Recently, the viral success of Handforth Parish Council’s disastrous Zoom meeting illustrates a common frustration with the medium. Microphones never muted at the right time, unflattering camera angles, awkward silences. It’s something we all just accept as the inevitable result of attempting to recreate ‘community’ in a time of social shutdown.

But what happens when you discuss other forms of community-building communication over Video Conferencing?

This was the joy of attending (sigh) yet another online gathering. Curator Eliel Jones and artist Jesse Darling discussed the Queer Correspondence Mail Art project through a classic Video Conference event. Queer Correspondence ran for 6 months during 2020. By mailing the carefully considered words of artists to participants who signed up, it created a community linked by artwork. The whole idea of the project was to highlight communication as a gift between people. 800 people scattered all over the globe became part of the same imagined (yet tangible) community through the post.

Listening in to Jones and Darling speak, I was conscious of my position as part of a voyeuristic, tab-jumping audience. In witnessing their intimate conversation – taking place in the private space of their bedrooms – I felt uncomfortably as if I was intruding on something too human to be made available to the invisible, anonymous audience. The speakers knew they were reduced to 2 context-less and spied upon bodies yet nevertheless they decided to show themselves openly. 
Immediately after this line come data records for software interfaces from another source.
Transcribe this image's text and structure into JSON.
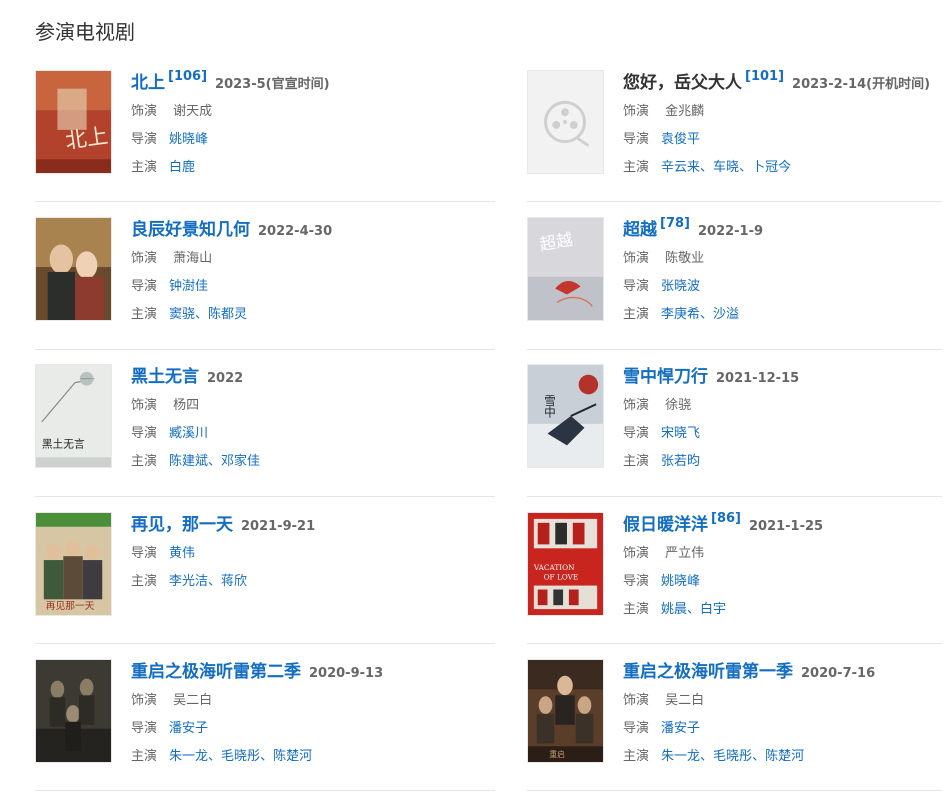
{
  "section_title": "参演电视剧",
  "labels": {
    "role": "饰演",
    "director": "导演",
    "starring": "主演",
    "sep": "、"
  },
  "colors": {
    "link": "#136ec2",
    "text": "#333333",
    "meta": "#666666"
  },
  "dramas": [
    {
      "title": "北上",
      "cite": "[106]",
      "date": "2023-5(官宣时间)",
      "role": "谢天成",
      "directors": [
        "姚晓峰"
      ],
      "starring": [
        "白鹿"
      ],
      "poster_icon": "bei-shang-poster"
    },
    {
      "title": "您好，岳父大人",
      "cite": "[101]",
      "date": "2023-2-14(开机时间)",
      "role": "金兆麟",
      "directors": [
        "袁俊平"
      ],
      "starring": [
        "辛云来",
        "车晓",
        "卜冠今"
      ],
      "poster_icon": "film-reel-placeholder-icon"
    },
    {
      "title": "良辰好景知几何",
      "cite": "",
      "date": "2022-4-30",
      "role": "萧海山",
      "directors": [
        "钟澍佳"
      ],
      "starring": [
        "窦骁",
        "陈都灵"
      ],
      "poster_icon": "couple-poster"
    },
    {
      "title": "超越",
      "cite": "[78]",
      "date": "2022-1-9",
      "role": "陈敬业",
      "directors": [
        "张晓波"
      ],
      "starring": [
        "李庚希",
        "沙溢"
      ],
      "poster_icon": "chaoyue-poster"
    },
    {
      "title": "黑土无言",
      "cite": "",
      "date": "2022",
      "role": "杨四",
      "directors": [
        "臧溪川"
      ],
      "starring": [
        "陈建斌",
        "邓家佳"
      ],
      "poster_icon": "heitu-poster"
    },
    {
      "title": "雪中悍刀行",
      "cite": "",
      "date": "2021-12-15",
      "role": "徐骁",
      "directors": [
        "宋晓飞"
      ],
      "starring": [
        "张若昀"
      ],
      "poster_icon": "xuezhong-poster"
    },
    {
      "title": "再见，那一天",
      "cite": "",
      "date": "2021-9-21",
      "role": "",
      "directors": [
        "黄伟"
      ],
      "starring": [
        "李光洁",
        "蒋欣"
      ],
      "poster_icon": "group-poster"
    },
    {
      "title": "假日暖洋洋",
      "cite": "[86]",
      "date": "2021-1-25",
      "role": "严立伟",
      "directors": [
        "姚晓峰"
      ],
      "starring": [
        "姚晨",
        "白宇"
      ],
      "poster_icon": "vacation-of-love-poster",
      "poster_text": "VACATION OF LOVE"
    },
    {
      "title": "重启之极海听雷第二季",
      "cite": "",
      "date": "2020-9-13",
      "role": "吴二白",
      "directors": [
        "潘安子"
      ],
      "starring": [
        "朱一龙",
        "毛晓彤",
        "陈楚河"
      ],
      "poster_icon": "dark-cast-poster"
    },
    {
      "title": "重启之极海听雷第一季",
      "cite": "",
      "date": "2020-7-16",
      "role": "吴二白",
      "directors": [
        "潘安子"
      ],
      "starring": [
        "朱一龙",
        "毛晓彤",
        "陈楚河"
      ],
      "poster_icon": "cast-poster"
    }
  ]
}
Their discussion made me appreciate the extent to which performing to a sinister Video Conference audience alters the sorts of messages we seek to broadcast and therefore the communities we form. 

In contrast to being the anonymous onlooker to a screened performance, I appreciated for the first time how the letter enables a showcasing of human vulnerability. In the act of sitting down to write to an audience with a tangible address, there is a certainty that whatever feeling there was behind your message – it will not get lost in the pixels and time lags. It’s lovely to sit down and think about the person you are writing. Taking the time to write a letter to a friend triggers a loss of self consciousness and a relaxation of the fear of being misunderstood.
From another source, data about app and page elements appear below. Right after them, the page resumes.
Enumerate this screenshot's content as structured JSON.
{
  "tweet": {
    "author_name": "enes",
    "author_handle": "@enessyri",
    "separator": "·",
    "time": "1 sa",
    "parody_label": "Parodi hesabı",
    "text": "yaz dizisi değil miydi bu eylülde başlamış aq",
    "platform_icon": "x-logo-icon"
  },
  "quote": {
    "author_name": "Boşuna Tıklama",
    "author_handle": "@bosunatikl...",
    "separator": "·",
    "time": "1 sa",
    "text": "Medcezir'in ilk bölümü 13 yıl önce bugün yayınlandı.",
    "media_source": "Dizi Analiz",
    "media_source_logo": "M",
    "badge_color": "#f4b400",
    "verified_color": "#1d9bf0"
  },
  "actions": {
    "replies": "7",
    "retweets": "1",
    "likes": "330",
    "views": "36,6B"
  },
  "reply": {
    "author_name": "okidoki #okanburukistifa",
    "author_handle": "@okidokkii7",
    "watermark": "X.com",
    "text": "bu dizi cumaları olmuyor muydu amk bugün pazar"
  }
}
Queer Correspondence showed me how things might be otherwise. In our disconnected times, mass video calls and messages disrupted by autocorrect are the not only ways to form communal relationships. Rather, the letter emerged during that video conference as a more honest, truthful way of communicating. Maybe it’s because the cost of words mailed by post means that one must really think about why a particular relationship matters and what it is that one misses about that person and wants them to feel in receiving the message. Or maybe it’s because of the value we ascribe to the handwritten word which somehow feels more sincere and heartfelt than a flood of pinging messages in standardised font.  

But whatever it is, letter writing allows for human vulnerability and emotion not to get lost in the medium or format of communication. Human, handwritten words, the mystery hidden inside an envelope, the transformation of an archaic system like the post – all combine to make Queer Correspondence a beautiful work of artful community building linking disparate bodies tangibly through space. The initiative shows we all need to think carefully about how the platforms we rely on so heavily for interaction influence the sorts of communities and group feelings which are able to emerge.  Even in today’s internet there is surely a place for the slow, intimate letter in the formation of very 21st C group solidarities.

Link to Queer Correspondence: